* Records shown *
▼

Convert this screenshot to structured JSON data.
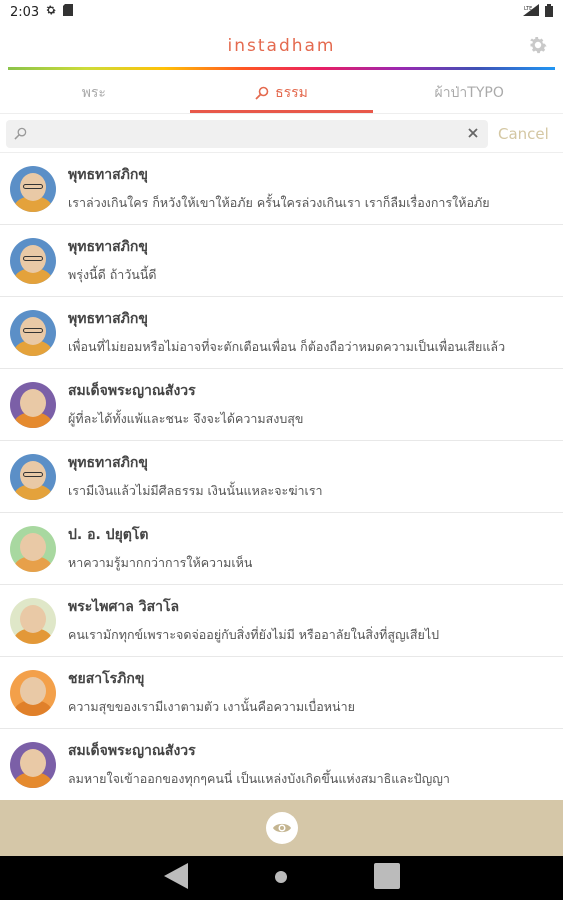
{
  "status_bar": {
    "time": "2:03",
    "network": "LTE"
  },
  "header": {
    "title": "instadham"
  },
  "tabs": [
    {
      "label": "พระ",
      "active": false
    },
    {
      "label": "ธรรม",
      "active": true
    },
    {
      "label": "ผ้าป่าTYPO",
      "active": false
    }
  ],
  "search": {
    "value": "",
    "placeholder": "",
    "cancel_label": "Cancel"
  },
  "colors": {
    "accent": "#e46a4f",
    "bottom_bar": "#d5c7a8",
    "cancel": "#d4c7a3"
  },
  "list": [
    {
      "name": "พุทธทาสภิกขุ",
      "quote": "เราล่วงเกินใคร ก็หวังให้เขาให้อภัย ครั้นใครล่วงเกินเรา เราก็ลืมเรื่องการให้อภัย",
      "avatar": "buddhadasa"
    },
    {
      "name": "พุทธทาสภิกขุ",
      "quote": "พรุ่งนี้ดี ถ้าวันนี้ดี",
      "avatar": "buddhadasa"
    },
    {
      "name": "พุทธทาสภิกขุ",
      "quote": "เพื่อนที่ไม่ยอมหรือไม่อาจที่จะตักเตือนเพื่อน ก็ต้องถือว่าหมดความเป็นเพื่อนเสียแล้ว",
      "avatar": "buddhadasa"
    },
    {
      "name": "สมเด็จพระญาณสังวร",
      "quote": "ผู้ที่ละได้ทั้งแพ้และชนะ จึงจะได้ความสงบสุข",
      "avatar": "sangharaja"
    },
    {
      "name": "พุทธทาสภิกขุ",
      "quote": "เรามีเงินแล้วไม่มีศีลธรรม เงินนั้นแหละจะฆ่าเรา",
      "avatar": "buddhadasa"
    },
    {
      "name": "ป. อ. ปยุตฺโต",
      "quote": "หาความรู้มากกว่าการให้ความเห็น",
      "avatar": "payutto"
    },
    {
      "name": "พระไพศาล วิสาโล",
      "quote": "คนเรามักทุกข์เพราะจดจ่ออยู่กับสิ่งที่ยังไม่มี หรืออาลัยในสิ่งที่สูญเสียไป",
      "avatar": "paisal"
    },
    {
      "name": "ชยสาโรภิกขุ",
      "quote": "ความสุขของเรามีเงาตามตัว เงานั้นคือความเบื่อหน่าย",
      "avatar": "jayasaro"
    },
    {
      "name": "สมเด็จพระญาณสังวร",
      "quote": "ลมหายใจเข้าออกของทุกๆคนนี่ เป็นแหล่งบังเกิดขึ้นแห่งสมาธิและปัญญา",
      "avatar": "sangharaja"
    }
  ],
  "icons": {
    "settings": "gear-icon",
    "search": "search-icon",
    "clear": "close-icon",
    "eye": "eye-icon"
  }
}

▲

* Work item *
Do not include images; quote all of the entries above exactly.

* Answer area *
Convert this screenshot to structured JSON data.
{
  "status_bar": {
    "time": "2:03",
    "network": "LTE"
  },
  "header": {
    "title": "instadham"
  },
  "tabs": [
    {
      "label": "พระ",
      "active": false
    },
    {
      "label": "ธรรม",
      "active": true
    },
    {
      "label": "ผ้าป่าTYPO",
      "active": false
    }
  ],
  "search": {
    "value": "",
    "placeholder": "",
    "cancel_label": "Cancel"
  },
  "colors": {
    "accent": "#e46a4f",
    "bottom_bar": "#d5c7a8",
    "cancel": "#d4c7a3"
  },
  "list": [
    {
      "name": "พุทธทาสภิกขุ",
      "quote": "เราล่วงเกินใคร ก็หวังให้เขาให้อภัย ครั้นใครล่วงเกินเรา เราก็ลืมเรื่องการให้อภัย",
      "avatar": "buddhadasa"
    },
    {
      "name": "พุทธทาสภิกขุ",
      "quote": "พรุ่งนี้ดี ถ้าวันนี้ดี",
      "avatar": "buddhadasa"
    },
    {
      "name": "พุทธทาสภิกขุ",
      "quote": "เพื่อนที่ไม่ยอมหรือไม่อาจที่จะตักเตือนเพื่อน ก็ต้องถือว่าหมดความเป็นเพื่อนเสียแล้ว",
      "avatar": "buddhadasa"
    },
    {
      "name": "สมเด็จพระญาณสังวร",
      "quote": "ผู้ที่ละได้ทั้งแพ้และชนะ จึงจะได้ความสงบสุข",
      "avatar": "sangharaja"
    },
    {
      "name": "พุทธทาสภิกขุ",
      "quote": "เรามีเงินแล้วไม่มีศีลธรรม เงินนั้นแหละจะฆ่าเรา",
      "avatar": "buddhadasa"
    },
    {
      "name": "ป. อ. ปยุตฺโต",
      "quote": "หาความรู้มากกว่าการให้ความเห็น",
      "avatar": "payutto"
    },
    {
      "name": "พระไพศาล วิสาโล",
      "quote": "คนเรามักทุกข์เพราะจดจ่ออยู่กับสิ่งที่ยังไม่มี หรืออาลัยในสิ่งที่สูญเสียไป",
      "avatar": "paisal"
    },
    {
      "name": "ชยสาโรภิกขุ",
      "quote": "ความสุขของเรามีเงาตามตัว เงานั้นคือความเบื่อหน่าย",
      "avatar": "jayasaro"
    },
    {
      "name": "สมเด็จพระญาณสังวร",
      "quote": "ลมหายใจเข้าออกของทุกๆคนนี่ เป็นแหล่งบังเกิดขึ้นแห่งสมาธิและปัญญา",
      "avatar": "sangharaja"
    }
  ],
  "icons": {
    "settings": "gear-icon",
    "search": "search-icon",
    "clear": "close-icon",
    "eye": "eye-icon"
  }
}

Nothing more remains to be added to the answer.